Work instructions: Every line in the records below with the string "yishun" needs to be copied out.

Entries shown Block Start

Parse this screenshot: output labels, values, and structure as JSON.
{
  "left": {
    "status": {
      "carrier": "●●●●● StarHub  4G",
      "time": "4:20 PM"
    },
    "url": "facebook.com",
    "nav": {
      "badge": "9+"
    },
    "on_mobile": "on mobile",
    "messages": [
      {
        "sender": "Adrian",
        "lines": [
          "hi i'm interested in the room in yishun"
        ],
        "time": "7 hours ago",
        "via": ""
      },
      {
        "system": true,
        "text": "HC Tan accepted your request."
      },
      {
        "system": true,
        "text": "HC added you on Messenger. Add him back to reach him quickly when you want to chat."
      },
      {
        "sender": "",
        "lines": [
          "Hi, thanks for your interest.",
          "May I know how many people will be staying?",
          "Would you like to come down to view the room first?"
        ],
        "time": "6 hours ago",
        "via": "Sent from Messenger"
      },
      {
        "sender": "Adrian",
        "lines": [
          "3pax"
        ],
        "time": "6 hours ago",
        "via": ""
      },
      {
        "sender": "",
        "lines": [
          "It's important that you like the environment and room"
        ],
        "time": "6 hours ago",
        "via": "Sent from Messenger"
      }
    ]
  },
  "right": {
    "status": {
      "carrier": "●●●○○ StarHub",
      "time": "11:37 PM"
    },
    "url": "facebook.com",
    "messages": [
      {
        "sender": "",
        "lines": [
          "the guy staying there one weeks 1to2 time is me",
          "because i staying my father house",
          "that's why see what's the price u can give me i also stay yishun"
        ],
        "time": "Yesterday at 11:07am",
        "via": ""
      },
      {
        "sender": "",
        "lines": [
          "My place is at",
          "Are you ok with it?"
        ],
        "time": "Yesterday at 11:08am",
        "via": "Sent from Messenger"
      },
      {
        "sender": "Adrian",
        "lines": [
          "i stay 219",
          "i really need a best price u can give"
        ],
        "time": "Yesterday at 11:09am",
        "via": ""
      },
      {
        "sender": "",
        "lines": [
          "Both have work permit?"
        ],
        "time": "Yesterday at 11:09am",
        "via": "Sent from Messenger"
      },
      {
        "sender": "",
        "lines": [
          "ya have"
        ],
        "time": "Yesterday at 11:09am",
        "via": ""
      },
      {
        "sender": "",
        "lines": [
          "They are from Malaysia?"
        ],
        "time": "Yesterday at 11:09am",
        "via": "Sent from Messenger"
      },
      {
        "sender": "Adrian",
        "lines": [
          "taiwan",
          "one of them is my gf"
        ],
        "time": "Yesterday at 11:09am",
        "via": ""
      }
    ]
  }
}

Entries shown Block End

Result:
          "hi i'm interested in the room in yishun"
          "that's why see what's the price u can give me i also stay yishun"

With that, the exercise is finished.